New Delhi: In clear defiance of the government directives, hardline clerics in Pakistan have announced to resume congregational prayers in mosques, even as the coronavirus cases in the country rose to nearly 6,000. The government has banned prayer congregations of more than five people as part of its measures to curb the spread of the deadly coronavirus.Also Read - Shoaib Akhtar Insulted, Asked to Leave LIVE TV Show Midway by Host; Video Goes Viral | WATCH
Despite the government’s pleas to observe social distancing, a group of hardline clerics held a meeting in Karachi to discuss the issue of ban on such prayers and made the announcement before media at the Karachi Press Club. Also Read - T20 World Cup 2021 Points Table After Pakistan vs New Zealand Match; How does a Pakistan Win Benefit India? Explained

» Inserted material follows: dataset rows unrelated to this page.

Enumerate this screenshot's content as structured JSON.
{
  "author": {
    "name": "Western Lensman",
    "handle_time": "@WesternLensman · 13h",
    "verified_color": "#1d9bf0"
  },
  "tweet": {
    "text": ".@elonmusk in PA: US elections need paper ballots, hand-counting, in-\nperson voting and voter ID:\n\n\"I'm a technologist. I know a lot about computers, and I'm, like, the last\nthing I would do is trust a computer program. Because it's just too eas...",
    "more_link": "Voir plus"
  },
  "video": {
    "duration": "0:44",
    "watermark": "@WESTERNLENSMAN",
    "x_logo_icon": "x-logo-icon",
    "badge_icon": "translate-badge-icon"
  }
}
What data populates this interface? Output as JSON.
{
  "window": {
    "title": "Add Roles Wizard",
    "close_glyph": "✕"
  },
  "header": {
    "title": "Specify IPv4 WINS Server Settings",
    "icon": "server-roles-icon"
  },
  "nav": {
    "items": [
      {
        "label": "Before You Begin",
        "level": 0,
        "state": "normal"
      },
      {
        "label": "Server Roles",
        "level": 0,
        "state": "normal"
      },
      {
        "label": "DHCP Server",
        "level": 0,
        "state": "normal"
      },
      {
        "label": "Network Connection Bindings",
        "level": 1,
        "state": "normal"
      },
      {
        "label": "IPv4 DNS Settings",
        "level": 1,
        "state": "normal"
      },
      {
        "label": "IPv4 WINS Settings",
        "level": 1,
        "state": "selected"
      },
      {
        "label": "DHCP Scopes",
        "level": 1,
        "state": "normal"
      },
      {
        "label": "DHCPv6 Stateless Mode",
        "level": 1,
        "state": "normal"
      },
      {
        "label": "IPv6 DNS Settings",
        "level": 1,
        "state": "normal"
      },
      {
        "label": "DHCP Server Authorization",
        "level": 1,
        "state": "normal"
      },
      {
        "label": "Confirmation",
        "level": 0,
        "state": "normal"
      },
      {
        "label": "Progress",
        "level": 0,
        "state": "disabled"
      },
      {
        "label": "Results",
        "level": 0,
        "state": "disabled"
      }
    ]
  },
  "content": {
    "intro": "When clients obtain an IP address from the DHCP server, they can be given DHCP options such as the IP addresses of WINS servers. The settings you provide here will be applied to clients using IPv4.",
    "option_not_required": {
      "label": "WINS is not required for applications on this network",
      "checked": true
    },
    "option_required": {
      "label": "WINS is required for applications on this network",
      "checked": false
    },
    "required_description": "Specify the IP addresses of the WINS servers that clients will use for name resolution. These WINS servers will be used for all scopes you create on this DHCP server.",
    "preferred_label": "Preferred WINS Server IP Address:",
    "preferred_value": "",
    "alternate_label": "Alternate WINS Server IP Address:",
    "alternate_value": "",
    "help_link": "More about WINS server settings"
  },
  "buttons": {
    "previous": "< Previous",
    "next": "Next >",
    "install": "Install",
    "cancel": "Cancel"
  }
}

Mufti Taqi Usmani, a religious scholar and former judge of the Federal Sharia Court, who was part of the consultation, said it was decided that five-time prayers as well Friday prayer would be held in mosques. He, however, said that the precautionary measures of the government would be taken to avoid the spread of the coronavirus. Also Read - Rajasthan Teacher Celebrates Pak Win Against India in T20 World Cup Through WhatsApp Status, Gets Fired
The clerics’ decision came as the government announced to extend the lockdown for another two weeks until April 30. Those present at a press conference after the meeting included representatives from the Jamiat-e-ulema Islam, Jamiat-e-ulema Pakistan, Jamaat-i-Islami and Tanzeem-e-Islami among other religious parties.
The decision came despite the announcement by Prime Minister Imran Khan to meet the clerics in order to discuss the issue of gathering in mosques in the holy month of Ramazan which will start from April 25.
On Monday, over 53 senior clerics of Rawalpindi and Islamabad belonging to the Wafaqul Madaris al Arabia held a meeting in Jamia Darul Uloom Zakria here to discuss the ban on prayer congregations, the Dawn News reported.
The Monday meeting — attended by clerics representing various seminaries, banned groups, proscribed persons and political and non-political parties — warned the authorities against the ban and said government leaders should abide by religious norms and seek forgiveness.
The warning came before the government could come up with a plan to curb the spread of COVID-19 during the holy month of Ramazan.
Pir Azizur Rehman Hazarvi, president of the Jamia Darul Uloom Zakaria in Islamabad, said, “The closure of mosques, shutting down Friday prayers and Taraweeh is unacceptable to the countrymen.”